The second half of the program consisted of Bach’s famous Toccata and fugue in D minor, transcribed for wind band by Donald Husberger, and the Symphony in B-flat by Paul Hindemith. If Chaminade’s Concertino was a showcase for the solo flute, the Bach was a showcase for the entire ensemble. The rich sonorities achieved by these wonderful musicians were thrilling! At the conclusion of this splendid performance, Dr. Thompson spoke to us briefly.
“Did you hear the organ?” she asked. “There was no organ! That’s what truly great intonation can achieve.”
My only objection to the Toccata and Fugue is that it ended too soon. I wanted them to play it again!
Instead, they proceeded with the Hindemith Symphony, with which I was unfamiliar. This work offered some great solo opportunities for these outstanding musicians, and I appreciated it from that standpoint. But I didn’t love the piece itself. Part of the problem, at least for me, was that came right after the Bach. Call me old-fashioned: the Bach gave me goosebumps; the Hindemith didn’t. (I very much like another piece by this composer, Metamorphosis on Themes of Carl Maria von Weber. I probably need to listen to the Symphony in B-flat again.; my husband assures me that it is considered a classic work for wind bands.)
The band played “Start and Stripes Forever” as an encore. In the course of this performance, the audience was treated to a really special variation: four band members and Marissa Plank stepped out front and center to play the famous piccolo part in this beloved march tune. Five piccolos for Sousa’s famous March!
Like October’s powerhouse performance of Mendelssohn’s Elijah, this concert was presented at the Rouse Theater, which is about fifteen minutes from our house. This is a small auditorium with marvelous acoustics, a great venue for this kind of music-making.

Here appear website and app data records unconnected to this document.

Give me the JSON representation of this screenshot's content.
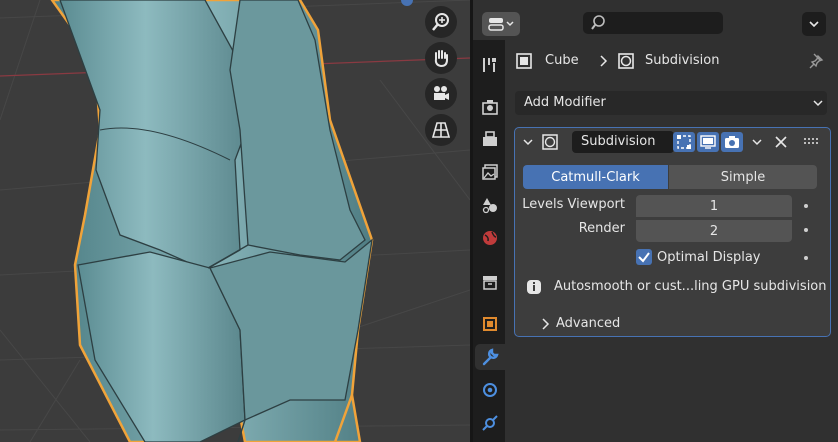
{
  "breadcrumb": {
    "object": "Cube",
    "modifier": "Subdivision"
  },
  "add_modifier": {
    "label": "Add Modifier"
  },
  "modifier": {
    "name": "Subdivision",
    "type_options": [
      "Catmull-Clark",
      "Simple"
    ],
    "selected_type": "Catmull-Clark",
    "levels_viewport": {
      "label": "Levels Viewport",
      "value": "1"
    },
    "render": {
      "label": "Render",
      "value": "2"
    },
    "optimal_display": {
      "label": "Optimal Display",
      "checked": true
    },
    "info": "Autosmooth or cust...ling GPU subdivision",
    "advanced_label": "Advanced"
  },
  "colors": {
    "accent": "#4772b3",
    "selection_outline": "#f0a33a",
    "mesh": "#6f9ea3",
    "background": "#3c3c3c"
  }
}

You can find out more about the U.S. Army Field Band at their site; you can also be apprised of their performance schedule by placing yourself on their e-mail list.